Residents of Washington, D.C. should brace for a longer commute tomorrow morning.
The Washington Metropolitan Area Transit Authority is shutting down the entire D.C. metro system for at least 24 hours starting at midnight tonight for safety checks of electric cables, according to an announcement from Metro General Manager and CEO Paul J. Wiedefeld.
The system should be back up Thursday morning, but officials warned it could take longer.
"While the risk to the public is very low, I cannot rule out a potential life safety issue here, and that is why we must take this action immediately," Wiedefeld said.
Early Monday morning, passengers relying on the Silver, Blue and Orange lines suffered major delays after a fire started in the tunnel near the McPherson Square station.
“The investigation into yesterday’s cable fire at McPherson Square is ongoing," Wiedefeld said. “As a preliminary matter, the conditions appear disturbingly similar to those in the L’Enfant incident of a year ago, and our focus is squarely on mitigating any risk of a fire elsewhere on the system.”
Transportation Secretary Anthony Foxx announced last October that his department would supervise the subway system after a series of problems jeopardized rider safety.
In January of 2015, one Metro rider died after a Yellow Line train was engulfed in smoke outside the L’Enfant Plaza station.

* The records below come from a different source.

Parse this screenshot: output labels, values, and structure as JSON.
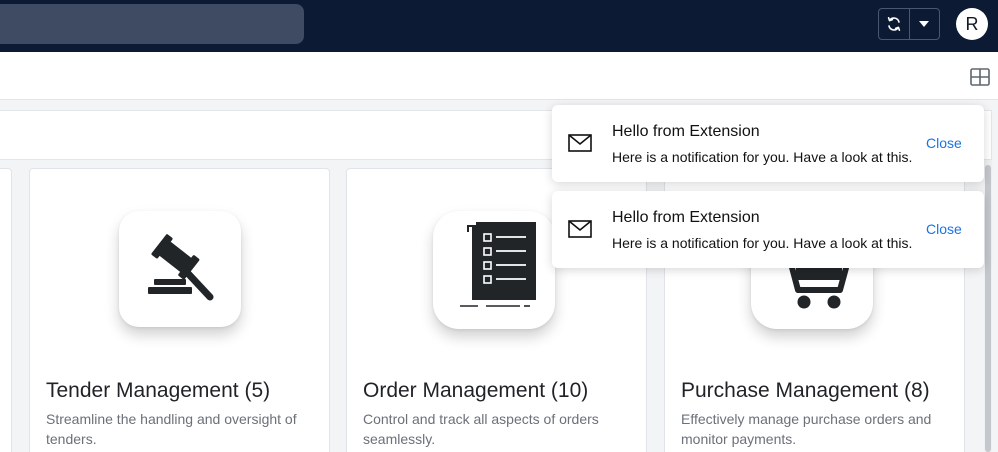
{
  "header": {
    "avatar_initial": "R",
    "icons": {
      "sync": "sync-icon",
      "caret": "caret-down-icon",
      "layout": "grid-layout-icon"
    }
  },
  "cards": [
    {
      "title": "Tender Management (5)",
      "description": "Streamline the handling and oversight of tenders.",
      "icon": "gavel-icon"
    },
    {
      "title": "Order Management (10)",
      "description": "Control and track all aspects of orders seamlessly.",
      "icon": "checklist-document-icon"
    },
    {
      "title": "Purchase Management (8)",
      "description": "Effectively manage purchase orders and monitor payments.",
      "icon": "shopping-cart-icon"
    }
  ],
  "notifications": [
    {
      "title": "Hello from Extension",
      "body": "Here is a notification for you. Have a look at this.",
      "close_label": "Close",
      "icon": "mail-icon"
    },
    {
      "title": "Hello from Extension",
      "body": "Here is a notification for you. Have a look at this.",
      "close_label": "Close",
      "icon": "mail-icon"
    }
  ],
  "colors": {
    "topbar": "#0c1a33",
    "link": "#1a73e8",
    "background": "#f3f4f6"
  }
}
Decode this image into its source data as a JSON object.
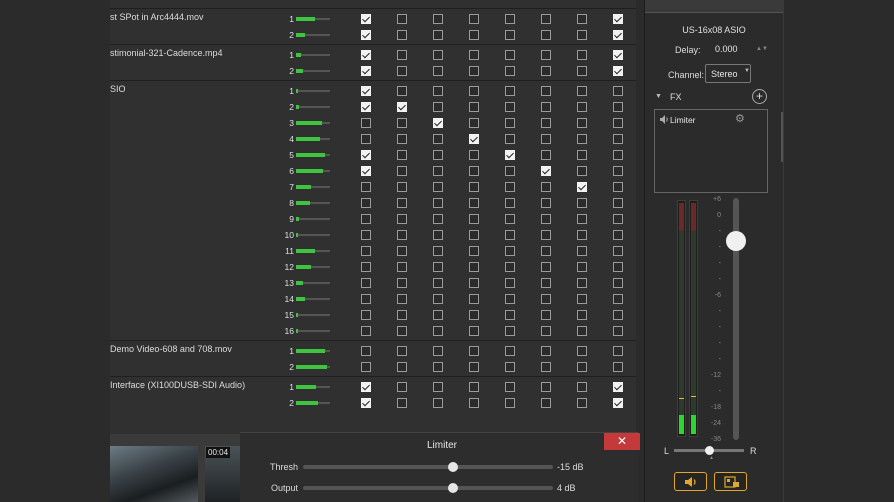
{
  "routing": {
    "groups": [
      {
        "name": "st SPot in Arc4444.mov",
        "channels": [
          {
            "num": "1",
            "level": 0.55,
            "checks": [
              1,
              0,
              0,
              0,
              0,
              0,
              0,
              1
            ]
          },
          {
            "num": "2",
            "level": 0.25,
            "checks": [
              1,
              0,
              0,
              0,
              0,
              0,
              0,
              1
            ]
          }
        ]
      },
      {
        "name": "stimonial-321-Cadence.mp4",
        "channels": [
          {
            "num": "1",
            "level": 0.15,
            "checks": [
              1,
              0,
              0,
              0,
              0,
              0,
              0,
              1
            ]
          },
          {
            "num": "2",
            "level": 0.2,
            "checks": [
              1,
              0,
              0,
              0,
              0,
              0,
              0,
              1
            ]
          }
        ]
      },
      {
        "name": "SIO",
        "channels": [
          {
            "num": "1",
            "level": 0.05,
            "checks": [
              1,
              0,
              0,
              0,
              0,
              0,
              0,
              0
            ]
          },
          {
            "num": "2",
            "level": 0.1,
            "checks": [
              1,
              1,
              0,
              0,
              0,
              0,
              0,
              0
            ]
          },
          {
            "num": "3",
            "level": 0.75,
            "checks": [
              0,
              0,
              1,
              0,
              0,
              0,
              0,
              0
            ]
          },
          {
            "num": "4",
            "level": 0.7,
            "checks": [
              0,
              0,
              0,
              1,
              0,
              0,
              0,
              0
            ]
          },
          {
            "num": "5",
            "level": 0.85,
            "checks": [
              1,
              0,
              0,
              0,
              1,
              0,
              0,
              0
            ]
          },
          {
            "num": "6",
            "level": 0.8,
            "checks": [
              1,
              0,
              0,
              0,
              0,
              1,
              0,
              0
            ]
          },
          {
            "num": "7",
            "level": 0.45,
            "checks": [
              0,
              0,
              0,
              0,
              0,
              0,
              1,
              0
            ]
          },
          {
            "num": "8",
            "level": 0.4,
            "checks": [
              0,
              0,
              0,
              0,
              0,
              0,
              0,
              0
            ]
          },
          {
            "num": "9",
            "level": 0.1,
            "checks": [
              0,
              0,
              0,
              0,
              0,
              0,
              0,
              0
            ]
          },
          {
            "num": "10",
            "level": 0.05,
            "checks": [
              0,
              0,
              0,
              0,
              0,
              0,
              0,
              0
            ]
          },
          {
            "num": "11",
            "level": 0.55,
            "checks": [
              0,
              0,
              0,
              0,
              0,
              0,
              0,
              0
            ]
          },
          {
            "num": "12",
            "level": 0.45,
            "checks": [
              0,
              0,
              0,
              0,
              0,
              0,
              0,
              0
            ]
          },
          {
            "num": "13",
            "level": 0.2,
            "checks": [
              0,
              0,
              0,
              0,
              0,
              0,
              0,
              0
            ]
          },
          {
            "num": "14",
            "level": 0.25,
            "checks": [
              0,
              0,
              0,
              0,
              0,
              0,
              0,
              0
            ]
          },
          {
            "num": "15",
            "level": 0.05,
            "checks": [
              0,
              0,
              0,
              0,
              0,
              0,
              0,
              0
            ]
          },
          {
            "num": "16",
            "level": 0.05,
            "checks": [
              0,
              0,
              0,
              0,
              0,
              0,
              0,
              0
            ]
          }
        ]
      },
      {
        "name": "Demo Video-608 and 708.mov",
        "channels": [
          {
            "num": "1",
            "level": 0.85,
            "checks": [
              0,
              0,
              0,
              0,
              0,
              0,
              0,
              0
            ]
          },
          {
            "num": "2",
            "level": 0.9,
            "checks": [
              0,
              0,
              0,
              0,
              0,
              0,
              0,
              0
            ]
          }
        ]
      },
      {
        "name": "Interface (XI100DUSB-SDI Audio)",
        "channels": [
          {
            "num": "1",
            "level": 0.6,
            "checks": [
              1,
              0,
              0,
              0,
              0,
              0,
              0,
              1
            ]
          },
          {
            "num": "2",
            "level": 0.65,
            "checks": [
              1,
              0,
              0,
              0,
              0,
              0,
              0,
              1
            ]
          }
        ]
      }
    ]
  },
  "preview": {
    "timecode": "00:04"
  },
  "limiter": {
    "title": "Limiter",
    "close": "✕",
    "thresh": {
      "label": "Thresh",
      "value": "-15 dB",
      "position": 0.6
    },
    "output": {
      "label": "Output",
      "value": "4 dB",
      "position": 0.6
    }
  },
  "panel": {
    "device": "US-16x08 ASIO",
    "delay_label": "Delay:",
    "delay_value": "0.000",
    "channel_label": "Channel:",
    "channel_value": "Stereo",
    "fx_label": "FX",
    "fx_items": [
      {
        "name": "Limiter"
      }
    ],
    "meter_scale": [
      "+6",
      "0",
      "-",
      "-",
      "-",
      "-",
      "-6",
      "-",
      "-",
      "-",
      "-",
      "-12",
      "-",
      "-18",
      "-24",
      "-36"
    ],
    "meter_left": {
      "level": 0.08,
      "peak": 0.15
    },
    "meter_right": {
      "level": 0.08,
      "peak": 0.16
    },
    "fader_level": 0.85,
    "pan_left": "L",
    "pan_right": "R",
    "pan_position": 0.5
  }
}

The incident sparked a federal investigation and prompted the National Transportation Safety Board to recommend the federal oversight of the Metro.
On average, the D.C. metro system sees more than 700,000 boardings each weekday.